* **TASK TO COMPLETE**: Once you reach the line holding "What data populates", write out that line and every later one exactly, ending with the last line of the data; write nothing else.

* **Dataset rows for apps and sites**:
-- Opening Marker --

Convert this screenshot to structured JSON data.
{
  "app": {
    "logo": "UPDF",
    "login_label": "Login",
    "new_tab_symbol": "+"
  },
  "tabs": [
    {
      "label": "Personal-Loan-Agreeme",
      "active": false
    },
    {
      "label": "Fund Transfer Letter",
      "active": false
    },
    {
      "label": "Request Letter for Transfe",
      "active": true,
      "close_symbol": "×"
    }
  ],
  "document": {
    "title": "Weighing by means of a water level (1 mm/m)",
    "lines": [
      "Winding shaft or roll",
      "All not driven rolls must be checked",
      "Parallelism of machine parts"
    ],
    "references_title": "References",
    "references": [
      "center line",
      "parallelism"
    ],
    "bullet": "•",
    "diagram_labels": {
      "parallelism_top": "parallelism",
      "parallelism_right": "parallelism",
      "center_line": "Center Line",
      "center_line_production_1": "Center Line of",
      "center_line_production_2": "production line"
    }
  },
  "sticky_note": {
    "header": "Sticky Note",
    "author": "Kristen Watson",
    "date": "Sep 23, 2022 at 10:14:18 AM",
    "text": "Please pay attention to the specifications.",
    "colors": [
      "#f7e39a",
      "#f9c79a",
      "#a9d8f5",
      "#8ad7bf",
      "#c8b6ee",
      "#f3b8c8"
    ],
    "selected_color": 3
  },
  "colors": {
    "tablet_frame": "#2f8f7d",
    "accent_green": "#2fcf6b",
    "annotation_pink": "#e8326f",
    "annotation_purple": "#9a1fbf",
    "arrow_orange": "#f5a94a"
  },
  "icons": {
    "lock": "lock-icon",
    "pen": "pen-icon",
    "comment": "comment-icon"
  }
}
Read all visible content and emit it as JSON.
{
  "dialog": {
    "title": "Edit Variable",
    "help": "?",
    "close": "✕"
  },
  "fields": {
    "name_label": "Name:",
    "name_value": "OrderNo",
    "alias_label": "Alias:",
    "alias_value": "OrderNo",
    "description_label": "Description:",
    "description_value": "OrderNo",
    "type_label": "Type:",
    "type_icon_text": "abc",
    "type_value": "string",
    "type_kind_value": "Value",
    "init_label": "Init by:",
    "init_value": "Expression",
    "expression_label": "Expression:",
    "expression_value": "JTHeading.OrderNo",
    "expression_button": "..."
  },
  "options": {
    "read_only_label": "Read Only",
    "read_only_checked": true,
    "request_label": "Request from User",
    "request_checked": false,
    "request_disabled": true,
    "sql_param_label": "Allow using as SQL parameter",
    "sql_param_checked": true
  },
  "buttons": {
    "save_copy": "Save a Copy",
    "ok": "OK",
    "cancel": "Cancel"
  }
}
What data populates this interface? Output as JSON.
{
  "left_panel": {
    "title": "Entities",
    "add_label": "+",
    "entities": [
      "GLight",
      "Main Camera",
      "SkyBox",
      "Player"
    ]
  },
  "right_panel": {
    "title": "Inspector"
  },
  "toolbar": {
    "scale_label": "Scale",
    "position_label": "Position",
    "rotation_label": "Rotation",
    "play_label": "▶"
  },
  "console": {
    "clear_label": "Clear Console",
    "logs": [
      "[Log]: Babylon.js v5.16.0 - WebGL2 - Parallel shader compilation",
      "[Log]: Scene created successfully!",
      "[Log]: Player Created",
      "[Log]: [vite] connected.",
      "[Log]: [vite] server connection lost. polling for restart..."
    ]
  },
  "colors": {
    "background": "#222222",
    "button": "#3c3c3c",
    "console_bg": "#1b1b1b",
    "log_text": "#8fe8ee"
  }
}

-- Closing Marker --

* **OUTPUT OF THE TASK**:
What data populates this interface? Output as JSON.
{
  "left_panel": {
    "title": "Entities",
    "add_label": "+",
    "entities": [
      "GLight",
      "Main Camera",
      "SkyBox",
      "Player"
    ]
  },
  "right_panel": {
    "title": "Inspector"
  },
  "toolbar": {
    "scale_label": "Scale",
    "position_label": "Position",
    "rotation_label": "Rotation",
    "play_label": "▶"
  },
  "console": {
    "clear_label": "Clear Console",
    "logs": [
      "[Log]: Babylon.js v5.16.0 - WebGL2 - Parallel shader compilation",
      "[Log]: Scene created successfully!",
      "[Log]: Player Created",
      "[Log]: [vite] connected.",
      "[Log]: [vite] server connection lost. polling for restart..."
    ]
  },
  "colors": {
    "background": "#222222",
    "button": "#3c3c3c",
    "console_bg": "#1b1b1b",
    "log_text": "#8fe8ee"
  }
}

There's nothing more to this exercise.